__Task instructions__: Your answer must be an exact copy of the records below, with no pictures in it.

Dataset rows for apps and sites
══════════

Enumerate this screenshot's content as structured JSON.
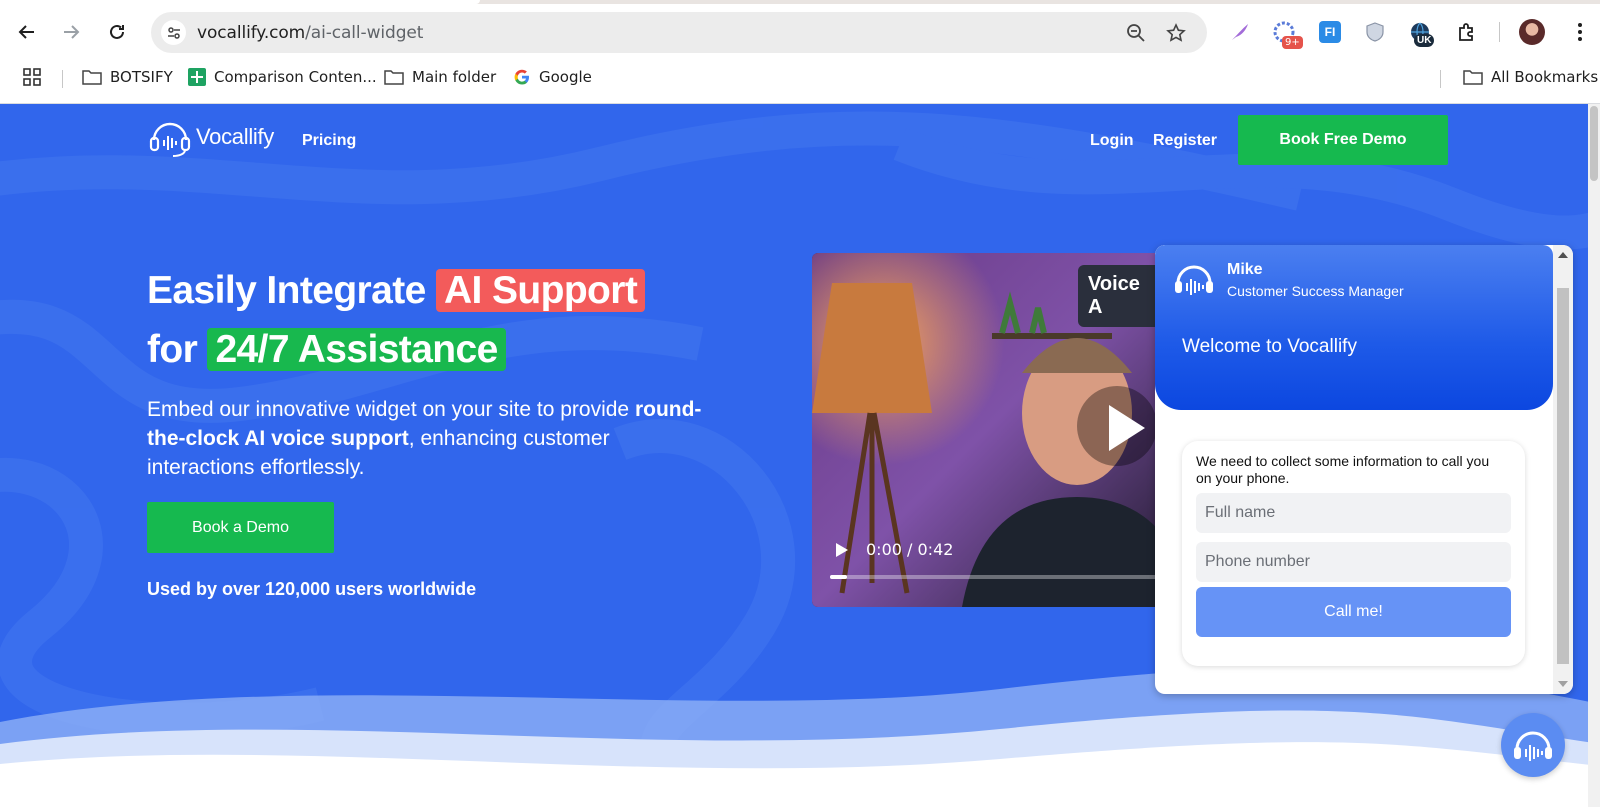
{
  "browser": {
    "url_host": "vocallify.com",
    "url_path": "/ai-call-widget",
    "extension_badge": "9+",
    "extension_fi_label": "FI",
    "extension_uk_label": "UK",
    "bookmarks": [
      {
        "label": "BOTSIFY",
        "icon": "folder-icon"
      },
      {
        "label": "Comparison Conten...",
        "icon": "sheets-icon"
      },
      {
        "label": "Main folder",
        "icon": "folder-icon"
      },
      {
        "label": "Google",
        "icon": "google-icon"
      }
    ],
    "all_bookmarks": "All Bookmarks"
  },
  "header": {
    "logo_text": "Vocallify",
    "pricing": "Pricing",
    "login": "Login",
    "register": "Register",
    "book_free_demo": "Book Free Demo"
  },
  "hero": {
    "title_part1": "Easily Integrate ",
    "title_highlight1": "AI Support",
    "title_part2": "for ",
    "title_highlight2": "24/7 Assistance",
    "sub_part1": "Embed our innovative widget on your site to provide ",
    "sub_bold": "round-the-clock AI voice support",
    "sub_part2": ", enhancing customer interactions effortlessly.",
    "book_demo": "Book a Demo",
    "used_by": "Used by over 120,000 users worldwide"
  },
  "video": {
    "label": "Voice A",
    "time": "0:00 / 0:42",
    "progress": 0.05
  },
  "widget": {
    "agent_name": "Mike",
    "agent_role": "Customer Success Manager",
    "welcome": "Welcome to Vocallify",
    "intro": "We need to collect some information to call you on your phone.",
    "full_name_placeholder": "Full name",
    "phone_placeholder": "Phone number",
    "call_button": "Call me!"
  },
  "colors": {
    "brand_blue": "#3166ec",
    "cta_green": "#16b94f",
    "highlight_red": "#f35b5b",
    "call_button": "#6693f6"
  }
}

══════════

__Answer__:
Enumerate this screenshot's content as structured JSON.
{
  "browser": {
    "url_host": "vocallify.com",
    "url_path": "/ai-call-widget",
    "extension_badge": "9+",
    "extension_fi_label": "FI",
    "extension_uk_label": "UK",
    "bookmarks": [
      {
        "label": "BOTSIFY",
        "icon": "folder-icon"
      },
      {
        "label": "Comparison Conten...",
        "icon": "sheets-icon"
      },
      {
        "label": "Main folder",
        "icon": "folder-icon"
      },
      {
        "label": "Google",
        "icon": "google-icon"
      }
    ],
    "all_bookmarks": "All Bookmarks"
  },
  "header": {
    "logo_text": "Vocallify",
    "pricing": "Pricing",
    "login": "Login",
    "register": "Register",
    "book_free_demo": "Book Free Demo"
  },
  "hero": {
    "title_part1": "Easily Integrate ",
    "title_highlight1": "AI Support",
    "title_part2": "for ",
    "title_highlight2": "24/7 Assistance",
    "sub_part1": "Embed our innovative widget on your site to provide ",
    "sub_bold": "round-the-clock AI voice support",
    "sub_part2": ", enhancing customer interactions effortlessly.",
    "book_demo": "Book a Demo",
    "used_by": "Used by over 120,000 users worldwide"
  },
  "video": {
    "label": "Voice A",
    "time": "0:00 / 0:42",
    "progress": 0.05
  },
  "widget": {
    "agent_name": "Mike",
    "agent_role": "Customer Success Manager",
    "welcome": "Welcome to Vocallify",
    "intro": "We need to collect some information to call you on your phone.",
    "full_name_placeholder": "Full name",
    "phone_placeholder": "Phone number",
    "call_button": "Call me!"
  },
  "colors": {
    "brand_blue": "#3166ec",
    "cta_green": "#16b94f",
    "highlight_red": "#f35b5b",
    "call_button": "#6693f6"
  }
}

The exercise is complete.